  • The jury appreciated the idea of re-routing the canal to make the most use of the water and its attractive qualities. There was seen a lot of potential in this entry for lively, mixed-use development if appropriately scaled and sensitive to its adjacent environment. The proposal celebrates the canal, making it a prominent catalyst for potential redevelopment.

  • “Lehi Lateral” by the Inkinetic team of Martha Baker, Paul H. Johnson, Dan Clevenger, and Eric Ubersax. The idea behind the Lehi Lateral proposal is to homage to the history of the Utah and South Canals. The site sits adjacent to the remnants of an ancient canal system hand-dug by the Hohokam tribe and later deepened by Mormon settlers for use in their own irrigation system. The proposal celebrates the history of the canal system through integrated community and educational displays, and its renewed connection to the dependence of the earth.The canals in this proposal are unique and heavily vegetated, and the proposed residences, community center, and farmland re-establish the relationship of habitat and agriculture.
  • The jury felt the proposal connected to the existing place and its history very well, evoking a reverent nostalgia. The idea of a modern urban agricultural community centered on historic canals was elegant and honorable.

The jury was comprised of:
Voting members:
Jeremy Jones, AIA – DWL Architects
Mark Kranz, AIA – SmithGroup Architects
Leah Manbeck, ASLA – GB2 Landscape Architects
Carol Johnson, AICP – City of Phoenix Planning Department
Gary Roe – Developer and Former Director, Scottsdale Redevelopment Office

Consulting (non-voting) members:
Jim Duncan, Salt River Project
Nan Ellin, Planning Program Director and Canalscape Project Director, ASU
Ron Passarelli – Arcadia Neighborhood Association, East Camelback Village Planning Committee
Deborah Whitehurst – Interim CEO, Arizona Community Foundation

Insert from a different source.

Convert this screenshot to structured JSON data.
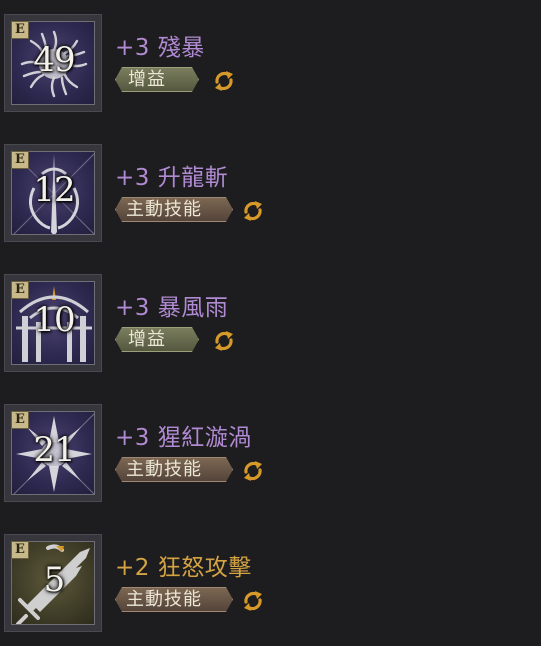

Reflecting upon all the entries, Patrick Panetta, President-Elect of the AIA Phoenix Metro Chapter, remarked, “It was very interesting to see how each of the teams interpreted the canals and their role in place-making in the Valley. Some groups identified with the canals’ role as precious commodity and life-givers for the area, and built their competition ideas upon that theme. Others identified with and promoted the attractively soothing properties of running water, and the charm of being amongst adjacent development. And still others paid homage to the storied history of the canals. The competition illustrates the need to re-examine the role of the canals in our daily lives and to identify the potential redevelopment opportunities that exist at the numerous locations throughout the Valley where the canals intersect our urban grid.”

For more information, see: Phoenix Metro AIA.